The impact on librarians and online searchers is still to be gauged. There is no indication in the court's opinion that a searcher who pulls up an article containing an embedded link could be liable for the simple act of viewing the image. The court was targeting the publisher who actually did the embedding. It may become more challenging to locate specific online images as media and publishers pull back from their practice of embedding links, but as noted, I was able to locate the Goldman photo from Twitter and other sources using a Google search. Librarians and searchers should always remain cautious about using images obtained from the web in their own publications. The fact that an image is “free” on the web does not mean that it is in the public domain.

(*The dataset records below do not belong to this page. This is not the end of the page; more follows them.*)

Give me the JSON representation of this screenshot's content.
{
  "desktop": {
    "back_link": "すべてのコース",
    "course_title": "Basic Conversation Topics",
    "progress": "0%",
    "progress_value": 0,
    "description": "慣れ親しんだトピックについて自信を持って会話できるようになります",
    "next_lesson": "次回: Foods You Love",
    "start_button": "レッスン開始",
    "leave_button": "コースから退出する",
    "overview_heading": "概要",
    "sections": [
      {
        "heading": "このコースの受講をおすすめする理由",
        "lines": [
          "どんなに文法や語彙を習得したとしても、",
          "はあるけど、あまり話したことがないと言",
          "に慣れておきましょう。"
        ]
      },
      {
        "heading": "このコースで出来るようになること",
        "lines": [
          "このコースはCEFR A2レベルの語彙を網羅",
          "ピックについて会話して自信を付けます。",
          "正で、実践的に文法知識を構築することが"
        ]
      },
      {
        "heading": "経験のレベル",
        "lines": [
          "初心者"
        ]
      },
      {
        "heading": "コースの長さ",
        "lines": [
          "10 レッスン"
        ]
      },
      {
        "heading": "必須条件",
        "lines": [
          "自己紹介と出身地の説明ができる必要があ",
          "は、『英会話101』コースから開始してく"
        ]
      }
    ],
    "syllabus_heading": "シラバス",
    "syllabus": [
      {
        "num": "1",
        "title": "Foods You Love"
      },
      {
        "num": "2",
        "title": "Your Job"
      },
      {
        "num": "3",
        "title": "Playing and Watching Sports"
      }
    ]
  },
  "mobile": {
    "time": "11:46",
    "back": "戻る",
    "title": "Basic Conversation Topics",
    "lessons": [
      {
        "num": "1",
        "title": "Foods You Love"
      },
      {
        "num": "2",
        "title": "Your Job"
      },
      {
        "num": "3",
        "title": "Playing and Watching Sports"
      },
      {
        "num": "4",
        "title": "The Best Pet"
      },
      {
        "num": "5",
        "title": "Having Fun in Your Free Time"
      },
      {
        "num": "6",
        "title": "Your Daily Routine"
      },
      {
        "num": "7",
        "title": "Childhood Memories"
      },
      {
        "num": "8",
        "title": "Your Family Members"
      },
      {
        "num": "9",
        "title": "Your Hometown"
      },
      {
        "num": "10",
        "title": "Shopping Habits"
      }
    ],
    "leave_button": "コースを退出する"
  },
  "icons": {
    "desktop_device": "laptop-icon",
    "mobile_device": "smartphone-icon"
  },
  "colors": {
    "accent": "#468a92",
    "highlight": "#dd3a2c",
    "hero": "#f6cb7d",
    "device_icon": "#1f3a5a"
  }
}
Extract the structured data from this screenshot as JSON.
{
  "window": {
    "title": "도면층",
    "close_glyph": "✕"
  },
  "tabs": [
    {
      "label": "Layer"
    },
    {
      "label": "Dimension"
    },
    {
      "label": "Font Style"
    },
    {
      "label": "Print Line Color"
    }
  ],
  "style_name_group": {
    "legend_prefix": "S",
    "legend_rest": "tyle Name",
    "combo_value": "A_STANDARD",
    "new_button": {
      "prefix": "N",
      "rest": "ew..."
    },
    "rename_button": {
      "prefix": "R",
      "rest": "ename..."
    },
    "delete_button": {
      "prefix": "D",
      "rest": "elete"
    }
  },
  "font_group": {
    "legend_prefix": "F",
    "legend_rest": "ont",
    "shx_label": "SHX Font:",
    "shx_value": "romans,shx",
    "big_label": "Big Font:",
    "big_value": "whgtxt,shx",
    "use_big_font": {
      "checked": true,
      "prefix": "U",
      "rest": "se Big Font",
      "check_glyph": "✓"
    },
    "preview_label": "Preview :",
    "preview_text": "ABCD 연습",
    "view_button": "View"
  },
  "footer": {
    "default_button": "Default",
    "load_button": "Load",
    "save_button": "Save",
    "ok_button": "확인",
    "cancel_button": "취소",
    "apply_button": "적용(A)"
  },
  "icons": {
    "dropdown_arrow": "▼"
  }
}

As a federal trial court decision, the reach of the Goldman case is at present fairly limited. However, it would be considered binding in the New York federal courts. Since New York is a magnet for publishing and media, its impact could be heavily felt. The Perfect 10 Server Test arose out of a federal appeals court in California, which suggests an “East Coast/West Coast Rift” that may ultimately end up in the hands of the U.S. Supreme Court. Until then, the takeaway is to link and embed carefully.